Something I discovered early on is that the Government contracting system, which at that stage was based on a system called GETZ. Was that it was loaded in favour of the large professional consultancies and I had the galling experience of losing tenders for which I knew quite well I was better equipped to tackle than the professional consultancy chosen. I got very little work through GETZ!
Although the consultancy was kept alive, the level of activity declined until I eventually ended up going back to work as an employee, and in that role worked for several different public-sector agencies – but quite deliberately in a junior role. My last period of work was with a government department which initially took me on as a 4 day per week part time employee, which I eventually reduced to 3 days a week to reflect a wish to have more time for myself.

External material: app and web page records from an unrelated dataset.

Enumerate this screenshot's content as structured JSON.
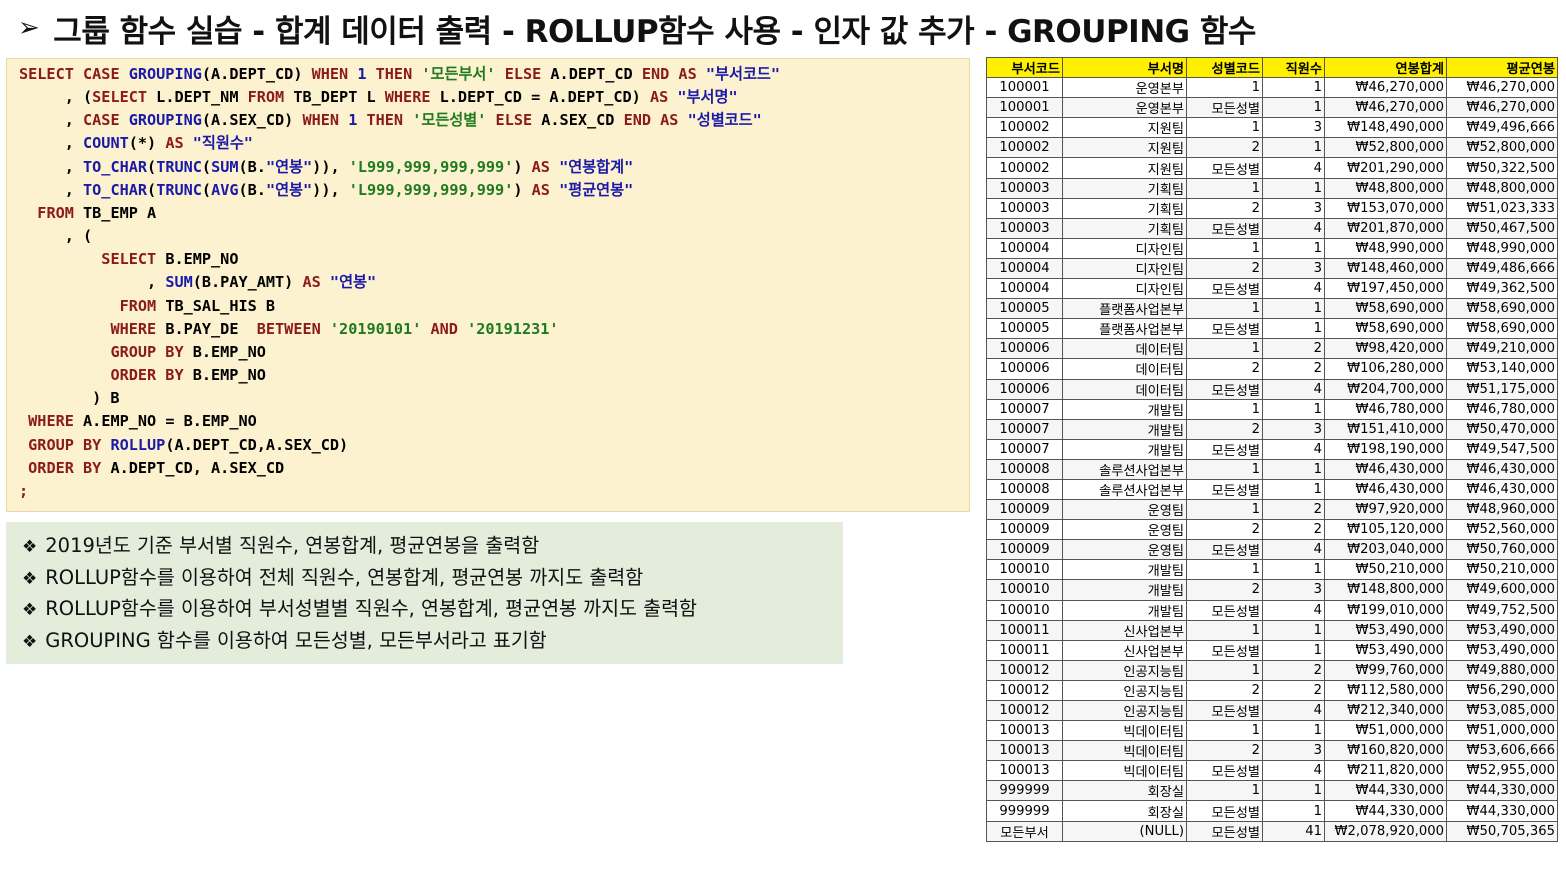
{
  "title": {
    "arrow": "➢",
    "text": "그룹 함수 실습 - 합계 데이터 출력 - ROLLUP함수 사용 - 인자 값 추가 - GROUPING 함수"
  },
  "notes": [
    {
      "bullet": "❖",
      "text": "2019년도 기준 부서별 직원수, 연봉합계, 평균연봉을 출력함"
    },
    {
      "bullet": "❖",
      "text": "ROLLUP함수를 이용하여 전체 직원수, 연봉합계, 평균연봉 까지도 출력함"
    },
    {
      "bullet": "❖",
      "text": "ROLLUP함수를 이용하여 부서성별별 직원수, 연봉합계, 평균연봉 까지도 출력함"
    },
    {
      "bullet": "❖",
      "text": "GROUPING 함수를 이용하여 모든성별, 모든부서라고 표기함"
    }
  ],
  "table": {
    "headers": [
      "부서코드",
      "부서명",
      "성별코드",
      "직원수",
      "연봉합계",
      "평균연봉"
    ],
    "rows": [
      [
        "100001",
        "운영본부",
        "1",
        "1",
        "₩46,270,000",
        "₩46,270,000"
      ],
      [
        "100001",
        "운영본부",
        "모든성별",
        "1",
        "₩46,270,000",
        "₩46,270,000"
      ],
      [
        "100002",
        "지원팀",
        "1",
        "3",
        "₩148,490,000",
        "₩49,496,666"
      ],
      [
        "100002",
        "지원팀",
        "2",
        "1",
        "₩52,800,000",
        "₩52,800,000"
      ],
      [
        "100002",
        "지원팀",
        "모든성별",
        "4",
        "₩201,290,000",
        "₩50,322,500"
      ],
      [
        "100003",
        "기획팀",
        "1",
        "1",
        "₩48,800,000",
        "₩48,800,000"
      ],
      [
        "100003",
        "기획팀",
        "2",
        "3",
        "₩153,070,000",
        "₩51,023,333"
      ],
      [
        "100003",
        "기획팀",
        "모든성별",
        "4",
        "₩201,870,000",
        "₩50,467,500"
      ],
      [
        "100004",
        "디자인팀",
        "1",
        "1",
        "₩48,990,000",
        "₩48,990,000"
      ],
      [
        "100004",
        "디자인팀",
        "2",
        "3",
        "₩148,460,000",
        "₩49,486,666"
      ],
      [
        "100004",
        "디자인팀",
        "모든성별",
        "4",
        "₩197,450,000",
        "₩49,362,500"
      ],
      [
        "100005",
        "플랫폼사업본부",
        "1",
        "1",
        "₩58,690,000",
        "₩58,690,000"
      ],
      [
        "100005",
        "플랫폼사업본부",
        "모든성별",
        "1",
        "₩58,690,000",
        "₩58,690,000"
      ],
      [
        "100006",
        "데이터팀",
        "1",
        "2",
        "₩98,420,000",
        "₩49,210,000"
      ],
      [
        "100006",
        "데이터팀",
        "2",
        "2",
        "₩106,280,000",
        "₩53,140,000"
      ],
      [
        "100006",
        "데이터팀",
        "모든성별",
        "4",
        "₩204,700,000",
        "₩51,175,000"
      ],
      [
        "100007",
        "개발팀",
        "1",
        "1",
        "₩46,780,000",
        "₩46,780,000"
      ],
      [
        "100007",
        "개발팀",
        "2",
        "3",
        "₩151,410,000",
        "₩50,470,000"
      ],
      [
        "100007",
        "개발팀",
        "모든성별",
        "4",
        "₩198,190,000",
        "₩49,547,500"
      ],
      [
        "100008",
        "솔루션사업본부",
        "1",
        "1",
        "₩46,430,000",
        "₩46,430,000"
      ],
      [
        "100008",
        "솔루션사업본부",
        "모든성별",
        "1",
        "₩46,430,000",
        "₩46,430,000"
      ],
      [
        "100009",
        "운영팀",
        "1",
        "2",
        "₩97,920,000",
        "₩48,960,000"
      ],
      [
        "100009",
        "운영팀",
        "2",
        "2",
        "₩105,120,000",
        "₩52,560,000"
      ],
      [
        "100009",
        "운영팀",
        "모든성별",
        "4",
        "₩203,040,000",
        "₩50,760,000"
      ],
      [
        "100010",
        "개발팀",
        "1",
        "1",
        "₩50,210,000",
        "₩50,210,000"
      ],
      [
        "100010",
        "개발팀",
        "2",
        "3",
        "₩148,800,000",
        "₩49,600,000"
      ],
      [
        "100010",
        "개발팀",
        "모든성별",
        "4",
        "₩199,010,000",
        "₩49,752,500"
      ],
      [
        "100011",
        "신사업본부",
        "1",
        "1",
        "₩53,490,000",
        "₩53,490,000"
      ],
      [
        "100011",
        "신사업본부",
        "모든성별",
        "1",
        "₩53,490,000",
        "₩53,490,000"
      ],
      [
        "100012",
        "인공지능팀",
        "1",
        "2",
        "₩99,760,000",
        "₩49,880,000"
      ],
      [
        "100012",
        "인공지능팀",
        "2",
        "2",
        "₩112,580,000",
        "₩56,290,000"
      ],
      [
        "100012",
        "인공지능팀",
        "모든성별",
        "4",
        "₩212,340,000",
        "₩53,085,000"
      ],
      [
        "100013",
        "빅데이터팀",
        "1",
        "1",
        "₩51,000,000",
        "₩51,000,000"
      ],
      [
        "100013",
        "빅데이터팀",
        "2",
        "3",
        "₩160,820,000",
        "₩53,606,666"
      ],
      [
        "100013",
        "빅데이터팀",
        "모든성별",
        "4",
        "₩211,820,000",
        "₩52,955,000"
      ],
      [
        "999999",
        "회장실",
        "1",
        "1",
        "₩44,330,000",
        "₩44,330,000"
      ],
      [
        "999999",
        "회장실",
        "모든성별",
        "1",
        "₩44,330,000",
        "₩44,330,000"
      ],
      [
        "모든부서",
        "(NULL)",
        "모든성별",
        "41",
        "₩2,078,920,000",
        "₩50,705,365"
      ]
    ]
  },
  "code_lines": [
    [
      [
        "kw",
        "SELECT "
      ],
      [
        "kw",
        "CASE "
      ],
      [
        "fn",
        "GROUPING"
      ],
      [
        "t",
        "(A.DEPT_CD) "
      ],
      [
        "kw",
        "WHEN "
      ],
      [
        "num",
        "1 "
      ],
      [
        "kw",
        "THEN "
      ],
      [
        "str",
        "'모든부서' "
      ],
      [
        "kw",
        "ELSE "
      ],
      [
        "t",
        "A.DEPT_CD "
      ],
      [
        "kw",
        "END "
      ],
      [
        "kw",
        "AS "
      ],
      [
        "qid",
        "\"부서코드\""
      ]
    ],
    [
      [
        "t",
        "     , ("
      ],
      [
        "kw",
        "SELECT "
      ],
      [
        "t",
        "L.DEPT_NM "
      ],
      [
        "kw",
        "FROM "
      ],
      [
        "t",
        "TB_DEPT L "
      ],
      [
        "kw",
        "WHERE "
      ],
      [
        "t",
        "L.DEPT_CD = A.DEPT_CD) "
      ],
      [
        "kw",
        "AS "
      ],
      [
        "qid",
        "\"부서명\""
      ]
    ],
    [
      [
        "t",
        "     , "
      ],
      [
        "kw",
        "CASE "
      ],
      [
        "fn",
        "GROUPING"
      ],
      [
        "t",
        "(A.SEX_CD) "
      ],
      [
        "kw",
        "WHEN "
      ],
      [
        "num",
        "1 "
      ],
      [
        "kw",
        "THEN "
      ],
      [
        "str",
        "'모든성별' "
      ],
      [
        "kw",
        "ELSE "
      ],
      [
        "t",
        "A.SEX_CD "
      ],
      [
        "kw",
        "END "
      ],
      [
        "kw",
        "AS "
      ],
      [
        "qid",
        "\"성별코드\""
      ]
    ],
    [
      [
        "t",
        "     , "
      ],
      [
        "fn",
        "COUNT"
      ],
      [
        "t",
        "(*) "
      ],
      [
        "kw",
        "AS "
      ],
      [
        "qid",
        "\"직원수\""
      ]
    ],
    [
      [
        "t",
        "     , "
      ],
      [
        "fn",
        "TO_CHAR"
      ],
      [
        "t",
        "("
      ],
      [
        "fn",
        "TRUNC"
      ],
      [
        "t",
        "("
      ],
      [
        "fn",
        "SUM"
      ],
      [
        "t",
        "(B."
      ],
      [
        "qid",
        "\"연봉\""
      ],
      [
        "t",
        ")), "
      ],
      [
        "str",
        "'L999,999,999,999'"
      ],
      [
        "t",
        ") "
      ],
      [
        "kw",
        "AS "
      ],
      [
        "qid",
        "\"연봉합계\""
      ]
    ],
    [
      [
        "t",
        "     , "
      ],
      [
        "fn",
        "TO_CHAR"
      ],
      [
        "t",
        "("
      ],
      [
        "fn",
        "TRUNC"
      ],
      [
        "t",
        "("
      ],
      [
        "fn",
        "AVG"
      ],
      [
        "t",
        "(B."
      ],
      [
        "qid",
        "\"연봉\""
      ],
      [
        "t",
        ")), "
      ],
      [
        "str",
        "'L999,999,999,999'"
      ],
      [
        "t",
        ") "
      ],
      [
        "kw",
        "AS "
      ],
      [
        "qid",
        "\"평균연봉\""
      ]
    ],
    [
      [
        "t",
        "  "
      ],
      [
        "kw",
        "FROM "
      ],
      [
        "t",
        "TB_EMP A"
      ]
    ],
    [
      [
        "t",
        "     , ("
      ]
    ],
    [
      [
        "t",
        "         "
      ],
      [
        "kw",
        "SELECT "
      ],
      [
        "t",
        "B.EMP_NO"
      ]
    ],
    [
      [
        "t",
        "              , "
      ],
      [
        "fn",
        "SUM"
      ],
      [
        "t",
        "(B.PAY_AMT) "
      ],
      [
        "kw",
        "AS "
      ],
      [
        "qid",
        "\"연봉\""
      ]
    ],
    [
      [
        "t",
        "           "
      ],
      [
        "kw",
        "FROM "
      ],
      [
        "t",
        "TB_SAL_HIS B"
      ]
    ],
    [
      [
        "t",
        "          "
      ],
      [
        "kw",
        "WHERE "
      ],
      [
        "t",
        "B.PAY_DE  "
      ],
      [
        "kw",
        "BETWEEN "
      ],
      [
        "str",
        "'20190101' "
      ],
      [
        "kw",
        "AND "
      ],
      [
        "str",
        "'20191231'"
      ]
    ],
    [
      [
        "t",
        "          "
      ],
      [
        "kw",
        "GROUP BY "
      ],
      [
        "t",
        "B.EMP_NO"
      ]
    ],
    [
      [
        "t",
        "          "
      ],
      [
        "kw",
        "ORDER BY "
      ],
      [
        "t",
        "B.EMP_NO"
      ]
    ],
    [
      [
        "t",
        "        ) B"
      ]
    ],
    [
      [
        "t",
        " "
      ],
      [
        "kw",
        "WHERE "
      ],
      [
        "t",
        "A.EMP_NO = B.EMP_NO"
      ]
    ],
    [
      [
        "t",
        " "
      ],
      [
        "kw",
        "GROUP BY "
      ],
      [
        "fn",
        "ROLLUP"
      ],
      [
        "t",
        "(A.DEPT_CD,A.SEX_CD)"
      ]
    ],
    [
      [
        "t",
        " "
      ],
      [
        "kw",
        "ORDER BY "
      ],
      [
        "t",
        "A.DEPT_CD, A.SEX_CD"
      ]
    ],
    [
      [
        "kw",
        ";"
      ]
    ]
  ]
}
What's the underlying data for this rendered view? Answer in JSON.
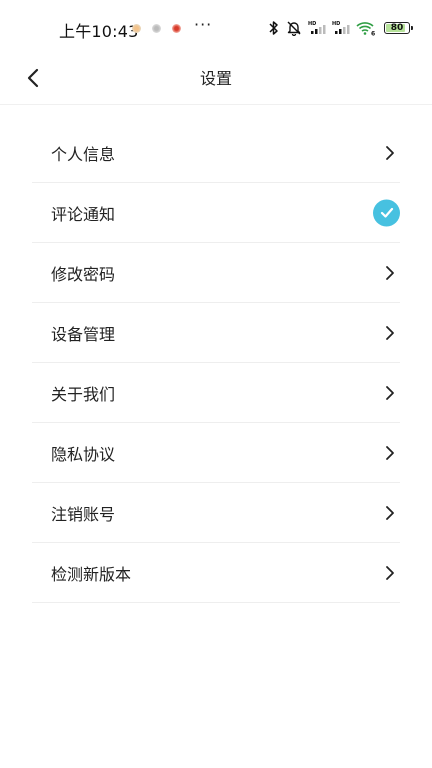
{
  "status_bar": {
    "time": "上午10:43",
    "more": "···",
    "battery": "80",
    "icons": [
      "bluetooth-icon",
      "bell-off-icon",
      "signal-hd-icon",
      "signal-hd-icon",
      "wifi-icon",
      "battery-icon"
    ],
    "app_icons": [
      "notification-app-icon",
      "notification-app-icon",
      "notification-app-icon"
    ]
  },
  "header": {
    "title": "设置",
    "back_icon": "chevron-left-icon"
  },
  "settings": {
    "items": [
      {
        "label": "个人信息",
        "accessory": "chevron-right-icon"
      },
      {
        "label": "评论通知",
        "accessory": "check-circle-icon"
      },
      {
        "label": "修改密码",
        "accessory": "chevron-right-icon"
      },
      {
        "label": "设备管理",
        "accessory": "chevron-right-icon"
      },
      {
        "label": "关于我们",
        "accessory": "chevron-right-icon"
      },
      {
        "label": "隐私协议",
        "accessory": "chevron-right-icon"
      },
      {
        "label": "注销账号",
        "accessory": "chevron-right-icon"
      },
      {
        "label": "检测新版本",
        "accessory": "chevron-right-icon"
      }
    ]
  },
  "colors": {
    "accent": "#47c1e0",
    "divider": "#eeeeee",
    "text": "#222222",
    "background": "#ffffff"
  }
}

I got into the pattern of working 3 days on the trot and then having a 4 day weekend. However, I was lucky to be able to do this – you need an accommodating employer.
This situation continued until early 2016 when I was hit with some health issues that really made it difficult to continue. I thus decided the only fair option was to resign although I was at the stage where resignation was looking to be an attractive option. By then I was aged 74 and had a list of things I still wanted to do while I had the physical capability.
Without going into detail, the health issues turned out to be significant enough to put a severe dent in my “bucket list” for the next stage of my life. These things happen unfortunately and it is just a case of adjusting. But I guess the lesson is that it is possible to delay for too long with the result of limited opportunities.
And so, this brings us to late 2017. Life is still busy but I have had to change direction somewhat. I still watch new vintage wine releases and add very selectively to my collection. I enjoy writing and this now takes a significant chunk of time I am in particular a contributor of articles for the “Grownups” online magazine and this this is one of my articles. My interests are eclectic and there are not many subjects I have not written or would not be prepared to write on. I have also written a book on my life and times but for the family, not for general publication. I help my wife manage a property on the Kapiti Coast that we let out as a holiday home. Various ad hoc projects also come up. We do a fair bit of travelling within New Zealand and will be looking to get overseas again at some stage. And we now have grandkids to think off and that takes time in various ways.
What the future will bring is probably more unsure than might otherwise have been the case. But there is certainly another chapter yet to be written on my personal “retirement” journey.
By Bas Walker
This is another of Bas Walker’s posts on GrownUps. Please look out for his articles, containing his Beachside Ponderings.